Seatbelts: Another 28 firefighters and fire medics (25 percent) died in vehicle crashes, either in response mode or in normal driving conditions. Without researching each individual crash report, there is no way to determine if the vehicle occupant(s) were wearing seatbelts. Modern fire apparatus is equipped with passive restraint systems that are integrated with the SCBA harness. The cabs of fire apparatus are designed to locate controls and mounted equipment out of the path of deploying airbags.
We need to reinforce the notion that a first responder is no good to anyone if they don’t arrive safely on scene.
Other causes: The remaining LODDs succumbed to a variety of injury modalities such as burns, smoke inhalation, falls from heights, falling trees and drowning. The fire services of North America have substantially improved incident scene safety by employing the Incident Command System that includes the Safety functions and Rapid Intervention Teams.

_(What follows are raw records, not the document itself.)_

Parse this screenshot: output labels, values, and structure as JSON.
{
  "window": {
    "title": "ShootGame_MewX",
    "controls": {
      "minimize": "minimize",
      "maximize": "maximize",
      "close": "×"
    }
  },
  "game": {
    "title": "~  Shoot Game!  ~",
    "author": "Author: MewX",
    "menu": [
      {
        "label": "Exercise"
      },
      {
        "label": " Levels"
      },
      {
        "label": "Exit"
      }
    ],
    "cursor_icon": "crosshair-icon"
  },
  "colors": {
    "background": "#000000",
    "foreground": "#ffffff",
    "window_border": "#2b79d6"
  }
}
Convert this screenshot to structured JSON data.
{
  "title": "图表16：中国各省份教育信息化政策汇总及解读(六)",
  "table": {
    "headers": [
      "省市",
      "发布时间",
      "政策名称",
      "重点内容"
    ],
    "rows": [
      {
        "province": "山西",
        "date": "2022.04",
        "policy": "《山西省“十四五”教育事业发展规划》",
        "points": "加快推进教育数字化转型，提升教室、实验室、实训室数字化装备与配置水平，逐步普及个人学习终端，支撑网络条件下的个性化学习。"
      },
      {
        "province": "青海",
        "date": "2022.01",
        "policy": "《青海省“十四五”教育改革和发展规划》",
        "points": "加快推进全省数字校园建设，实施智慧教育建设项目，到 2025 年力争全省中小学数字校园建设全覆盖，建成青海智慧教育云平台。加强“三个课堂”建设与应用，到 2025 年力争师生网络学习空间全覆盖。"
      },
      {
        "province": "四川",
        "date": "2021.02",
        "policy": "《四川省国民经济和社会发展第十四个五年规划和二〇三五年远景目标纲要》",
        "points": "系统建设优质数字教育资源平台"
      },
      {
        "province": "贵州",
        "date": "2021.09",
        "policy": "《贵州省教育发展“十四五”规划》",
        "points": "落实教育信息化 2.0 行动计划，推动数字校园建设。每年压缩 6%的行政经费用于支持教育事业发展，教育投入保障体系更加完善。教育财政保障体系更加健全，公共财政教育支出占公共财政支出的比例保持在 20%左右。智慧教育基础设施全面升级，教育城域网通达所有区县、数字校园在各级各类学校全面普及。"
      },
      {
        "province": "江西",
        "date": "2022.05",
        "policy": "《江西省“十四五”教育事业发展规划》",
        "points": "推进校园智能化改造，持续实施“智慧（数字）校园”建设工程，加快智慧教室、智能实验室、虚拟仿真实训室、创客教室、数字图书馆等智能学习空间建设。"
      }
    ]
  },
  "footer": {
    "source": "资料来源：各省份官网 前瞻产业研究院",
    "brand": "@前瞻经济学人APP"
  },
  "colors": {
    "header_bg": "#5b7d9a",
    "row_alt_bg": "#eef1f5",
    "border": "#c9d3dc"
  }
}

Suicide: An April 11, 2018 article in USA Today cited that more police officers and firefighters die by suicide than in the line of duty. They reported that in 2017, 129 police officers and 93 firefighters died in the line of duty, while 140 law enforcement officers and 103 firefighters died by suicide.
There are numerous resources available to first responders who feel overwhelmed by PSTD and other circumstances. The National Suicide Prevention Hotline is a 24 hour, seven days a week “national network of local crisis centers that provides free and confidential emotional support to people in suicidal crisis or emotional distress.” In addition, the American Foundation for Suicide Prevention is the USA’s largest “non-profit dedicated to saving lives and bringing hope to those affected by suicide. Local chapters of the AFSP host annual “Out of the Darkness” walks bringing together friends, families, and colleagues of those who have experienced suicide in their own lives. I just participated in one in Fairfax, Virginia.
The loss of any public safety practitioner is tragic, whether by job related injury, occupational borne illnesses or suicide. While eliminating deaths within our ranks is not possible, we must – as a community of practice – never cease in our pursuit of survival. Sometimes we need to remind ourselves that health and safety should be our ever present top priority.
As you travel this week after dark, you may encounter a firehouse or a landmark with all its lights on. This is part of the “Light the Night” campaign by the National Fallen Firefighters Foundation in honor of fallen firefighters.
During FPW 2018, take note of your fire safety profile: in your home, in your places of work, in your school and in your community. Once you have done so, then thank a first responder for their service to the community – and even though this is FPW, thank them regardless of the uniform they wear, and tell them to be safe.
About the Author
Jim Dundas is a retired Fire Battalion Chief and Paramedic from the Fairfax County Fire and Rescue Department. In his 25-year career, he held both administrative and operational roles. Following his retirement, he has worked in private industry as a business developer, consultant, and communications and IT specialist. He is a Board member of the IPSA and he chairs its Memorial Committee. He currently resides in Ashburn, Virginia.